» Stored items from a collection

>>>

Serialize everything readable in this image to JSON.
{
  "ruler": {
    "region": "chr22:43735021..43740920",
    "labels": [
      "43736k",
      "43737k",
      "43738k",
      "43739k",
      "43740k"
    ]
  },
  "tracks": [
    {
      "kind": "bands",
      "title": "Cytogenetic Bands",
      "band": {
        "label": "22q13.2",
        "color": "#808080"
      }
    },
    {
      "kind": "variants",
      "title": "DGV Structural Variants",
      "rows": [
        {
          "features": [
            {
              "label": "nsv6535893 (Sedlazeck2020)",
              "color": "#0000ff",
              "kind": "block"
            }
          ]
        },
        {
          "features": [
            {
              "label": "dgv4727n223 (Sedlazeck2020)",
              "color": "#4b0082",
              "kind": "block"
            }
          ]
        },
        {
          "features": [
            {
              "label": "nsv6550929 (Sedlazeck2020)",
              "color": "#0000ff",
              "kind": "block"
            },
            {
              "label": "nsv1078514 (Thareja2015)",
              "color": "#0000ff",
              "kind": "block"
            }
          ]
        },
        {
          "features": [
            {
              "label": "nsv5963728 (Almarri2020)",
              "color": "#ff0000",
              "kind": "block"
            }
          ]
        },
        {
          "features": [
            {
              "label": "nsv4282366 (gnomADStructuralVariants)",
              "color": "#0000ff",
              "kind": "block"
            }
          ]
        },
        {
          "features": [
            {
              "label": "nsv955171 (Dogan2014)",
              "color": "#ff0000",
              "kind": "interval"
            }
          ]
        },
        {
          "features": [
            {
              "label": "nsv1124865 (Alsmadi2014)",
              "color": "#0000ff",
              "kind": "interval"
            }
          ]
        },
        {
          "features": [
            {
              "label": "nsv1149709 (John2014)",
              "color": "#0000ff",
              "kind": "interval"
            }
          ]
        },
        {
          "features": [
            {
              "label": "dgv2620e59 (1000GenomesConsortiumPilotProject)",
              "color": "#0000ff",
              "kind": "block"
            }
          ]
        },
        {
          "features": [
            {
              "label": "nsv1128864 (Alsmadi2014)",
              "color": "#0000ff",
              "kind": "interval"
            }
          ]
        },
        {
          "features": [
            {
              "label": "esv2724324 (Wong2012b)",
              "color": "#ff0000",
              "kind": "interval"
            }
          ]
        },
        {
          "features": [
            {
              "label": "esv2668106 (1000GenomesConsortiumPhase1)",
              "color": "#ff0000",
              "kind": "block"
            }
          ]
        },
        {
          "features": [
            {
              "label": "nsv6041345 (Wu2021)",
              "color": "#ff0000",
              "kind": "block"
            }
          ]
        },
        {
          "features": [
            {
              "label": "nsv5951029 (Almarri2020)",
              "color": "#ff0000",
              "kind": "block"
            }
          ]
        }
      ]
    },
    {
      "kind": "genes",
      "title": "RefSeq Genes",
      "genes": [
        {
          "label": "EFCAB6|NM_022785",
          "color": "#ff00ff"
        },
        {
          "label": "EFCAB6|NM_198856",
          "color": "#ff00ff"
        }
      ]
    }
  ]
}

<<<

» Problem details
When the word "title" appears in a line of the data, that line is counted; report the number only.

» Output
3